United States District Court, E.D. Kentucky, Central Division, Lexington
HEIDI K. ERICKSON, Plaintiff,
JOSEPH FINK, III, Defendant.
OPINION & ORDER
KAREN K. CALDWELL, Chief District Judge.
On February 10, 2014, the Magistrate Judge entered his Recommended Disposition wherein he recommended that this matter be dismissed pursuant to Rule 41(b) of the Federal Rules of Civil Procedure due to the failure of the plaintiff, Heidi K. Erickson, pro se, to comply with multiple orders of the Court and to appear for two scheduled hearings [DE #25]. Erickson failed to file any objections to the Magistrate Judge's Recommended Disposition, and on March 4, 2014, the Court entered its Opinion & Order dismissing, with prejudice, Erickson's claims against the only remaining defendant, Joseph Fink, III [DE #26]. On March 11, 2014, Erickson filed her "urgent" motion seeking relief from the Courts' orders denying her access to file and review via Pacer as well as the March 4, 2014 Opinion & Order dismissing this action [DE #27].
In support of her motion, Erickson claims that she has no reasonable access to this Court except through electronic access. Specifically, she cites her physical disabilities and lack of funds, the weather conditions, the post office hours and other impediments to obtaining her mail and filing her pleadings. While Erickson contends she should have been allowed to electronically file and receive court documents, she states that she has "limited access to the Internet, telephone and email" [DE #27, p.3]. Moreover, as the defendant points out, Erickson failed to respond to the December 16, 2013 correspondence sent by his counsel to Erickson's U.S. Mail address and two email addresses. For these reasons and the reasons cited within earlier orders denying her electronic access to file and review pleadings, the Court finds it unlikely that allowing Erickson electronic access to the Court would have changed the outcome of this case.

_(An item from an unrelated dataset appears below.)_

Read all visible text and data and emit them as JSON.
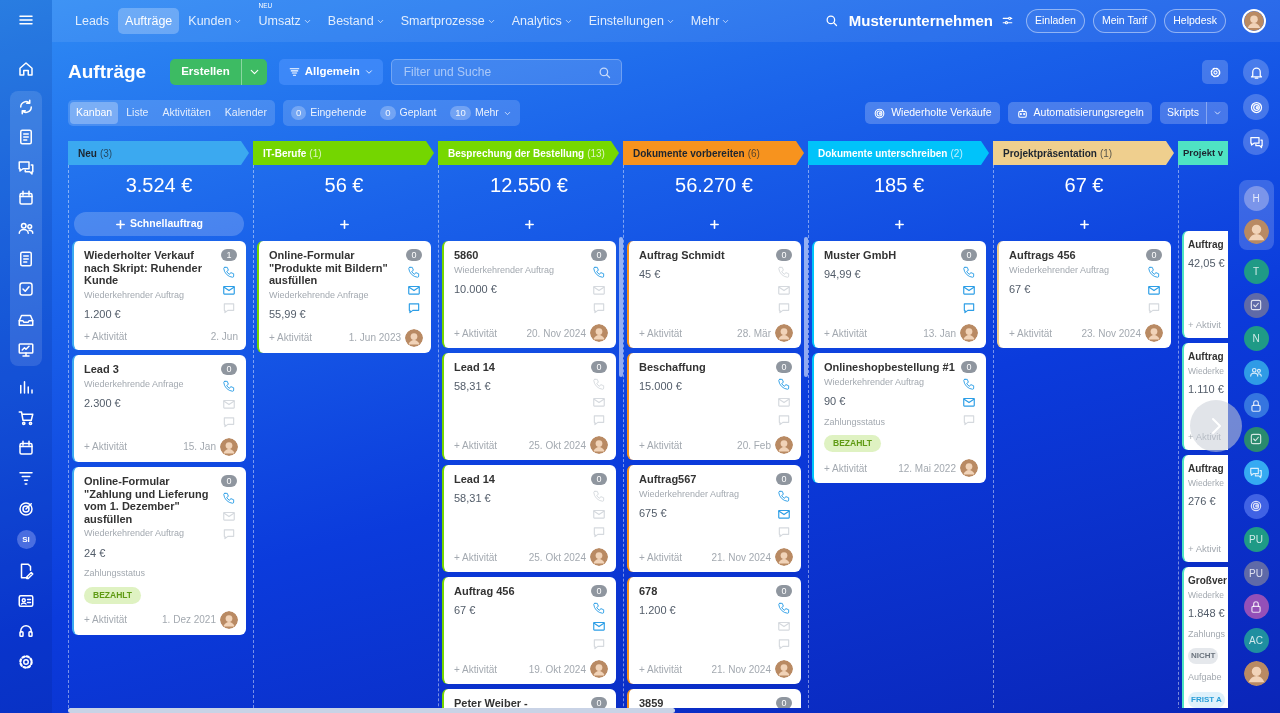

Erickson has been advised that she must provide a mailing address by which service could be made by the Court and the defendant [DE ##3, 18]. Moreover, Erickson has successfully submitted pleadings both in person and through the mail in this case and another case in this district. See Heidi Kristine Erickson v. Newberry, et al., Lexington Civil Action No. 10-363. A review of the docket sheet reveals that Erickson filed a motion by mail on December 26, 2013 [DE #19]. Since that date, Erickson failed to appear for two scheduled hearings, despite prior warnings that noncompliance and failure to cooperate or prosecute could lead to dismissal. Even under the lenient standards afforded a pro se plaintiff, Erickson cannot stick her head in the sand for long periods of time and ignore her ongoing case. At whatever point service through her U.S. Mail address became impossible, Erickson had a duty to promptly inform the Court. By her own admission, she telephoned the Clerks Office on February 26, 2014 and learned of the impending dismissal of this action. However, she took no action until filing this motion on March 11, 2014. Finally, Erickson failed to file any written objections to the ...